BRIEF
Look through the data for the string "image". Copy every line where it is found.

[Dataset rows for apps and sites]
____

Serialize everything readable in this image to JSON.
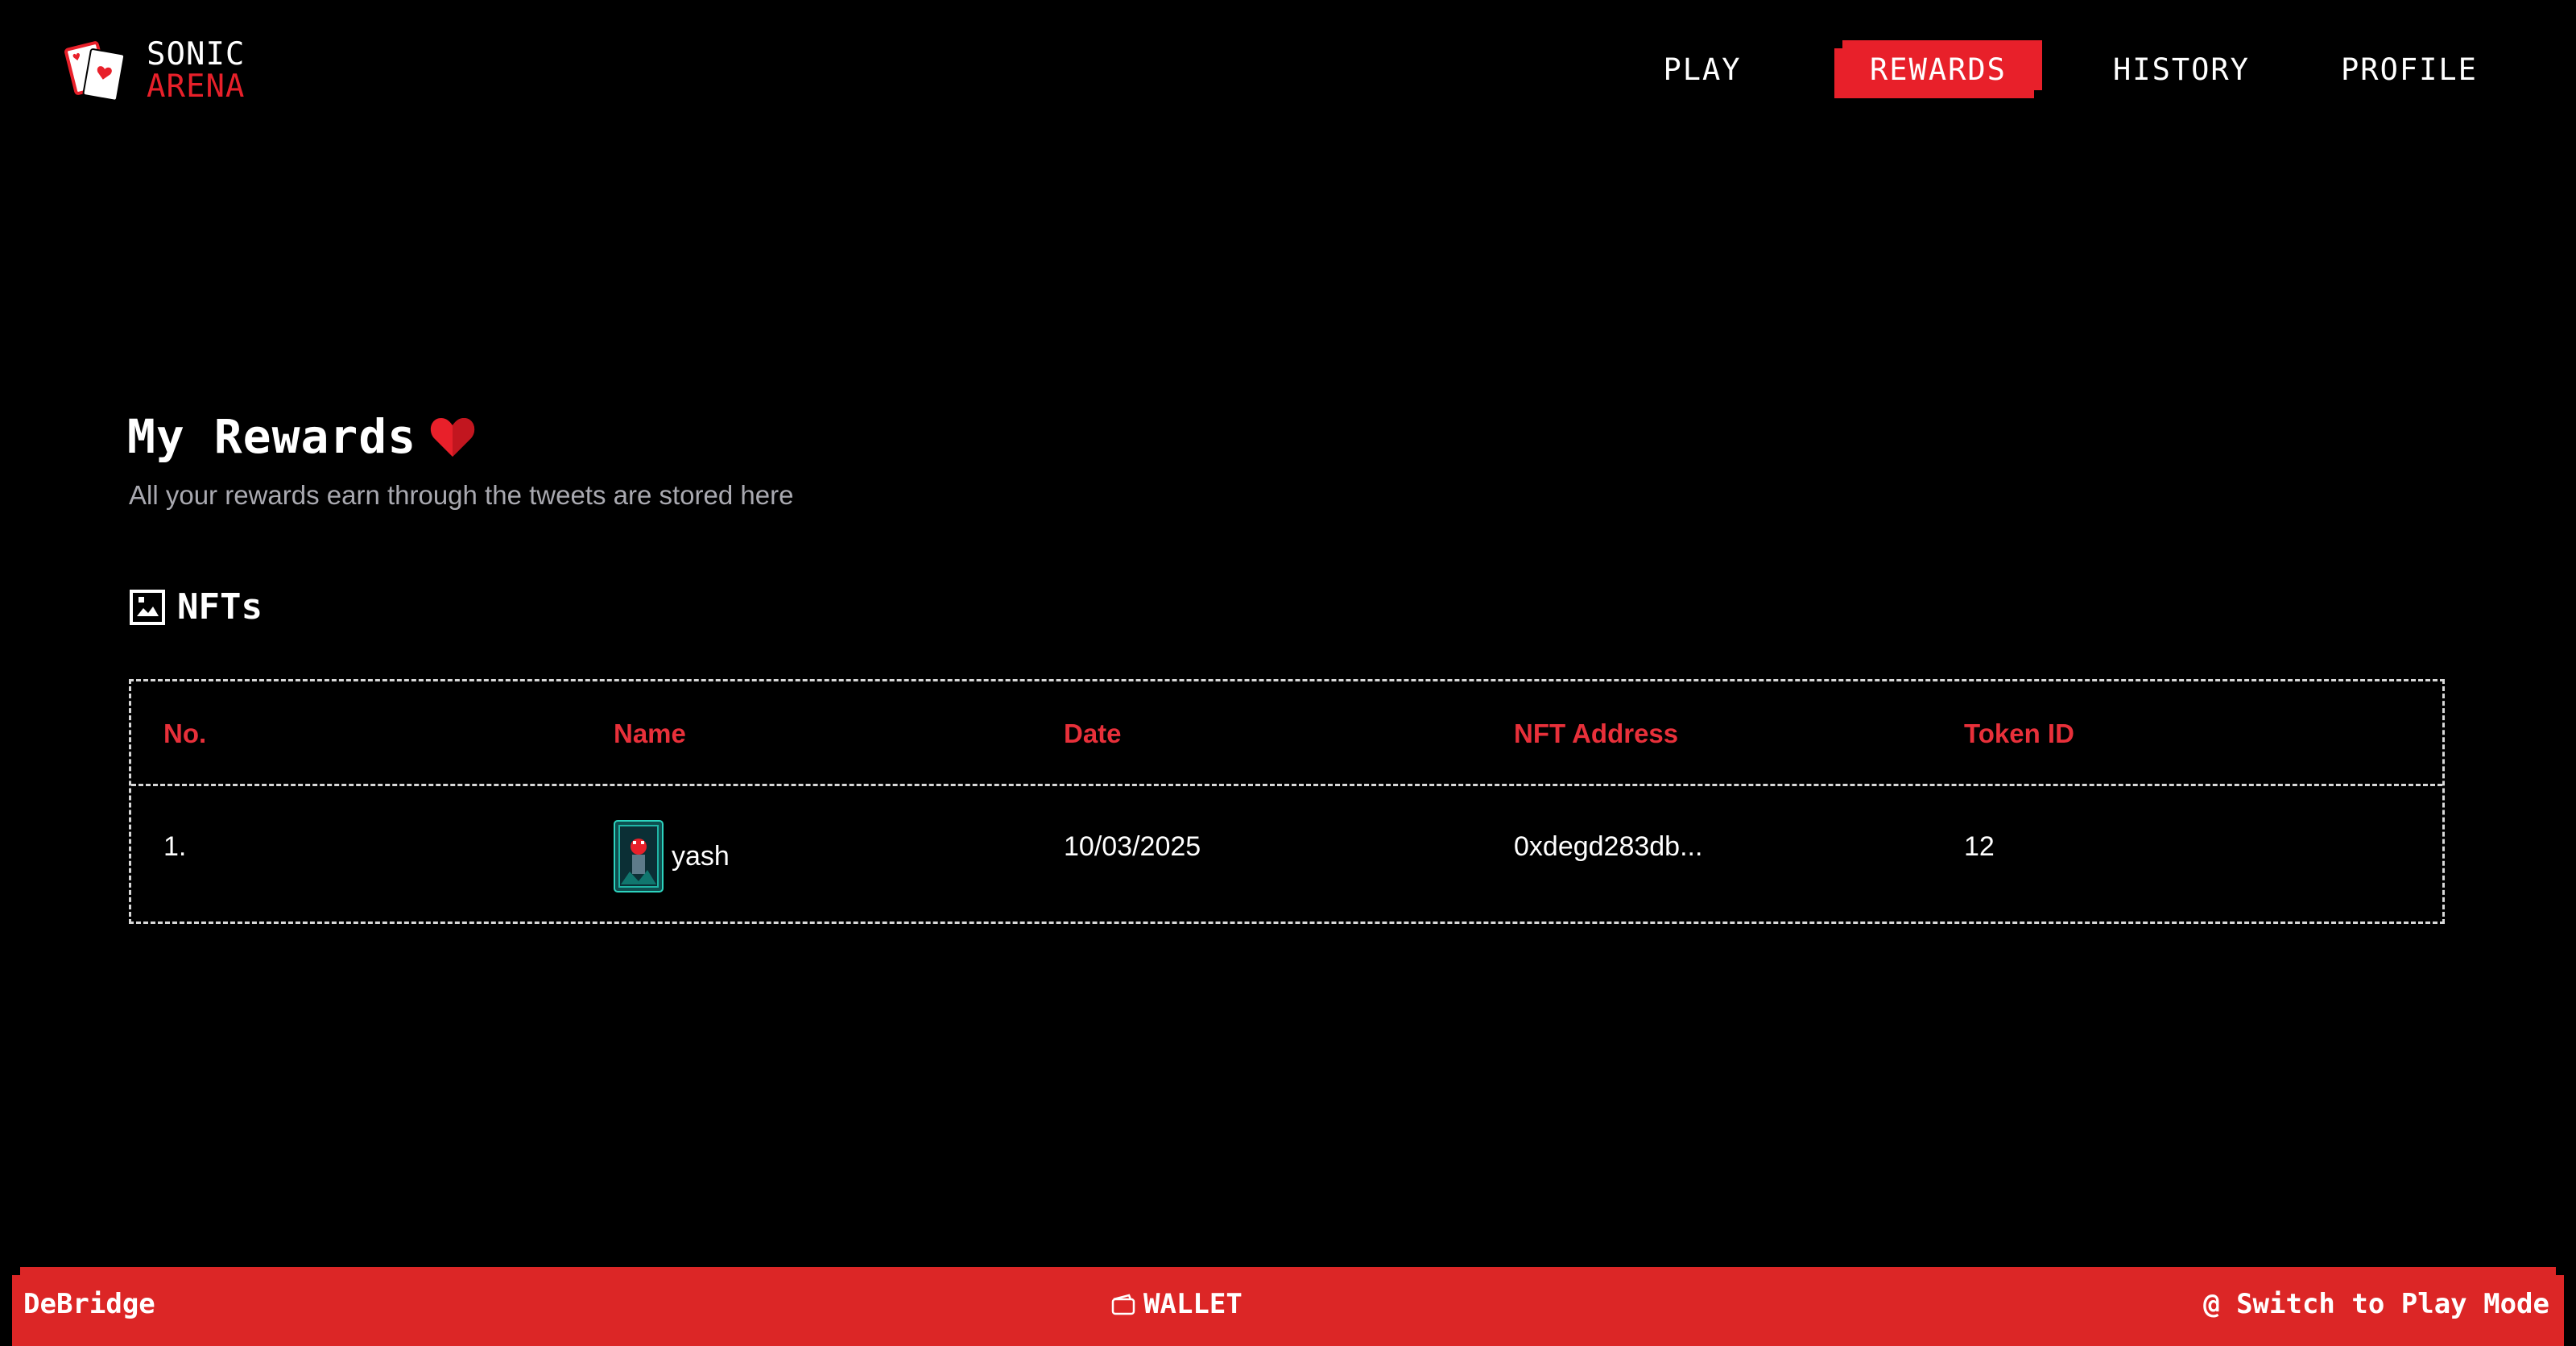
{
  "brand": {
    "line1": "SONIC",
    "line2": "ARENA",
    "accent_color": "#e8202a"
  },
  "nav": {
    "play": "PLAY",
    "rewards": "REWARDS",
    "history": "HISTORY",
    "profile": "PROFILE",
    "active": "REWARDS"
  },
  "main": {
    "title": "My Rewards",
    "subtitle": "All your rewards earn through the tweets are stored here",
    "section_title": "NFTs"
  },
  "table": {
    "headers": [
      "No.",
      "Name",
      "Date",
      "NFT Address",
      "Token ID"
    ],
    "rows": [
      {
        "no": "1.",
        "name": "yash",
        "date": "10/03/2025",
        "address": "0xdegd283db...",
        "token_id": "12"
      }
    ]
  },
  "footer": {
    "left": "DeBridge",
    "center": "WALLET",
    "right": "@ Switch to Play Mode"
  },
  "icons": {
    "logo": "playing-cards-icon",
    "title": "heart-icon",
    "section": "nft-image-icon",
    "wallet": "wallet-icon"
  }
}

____

YOUR RESPONSE
Serialize everything readable in this image to JSON.
    "section": "nft-image-icon",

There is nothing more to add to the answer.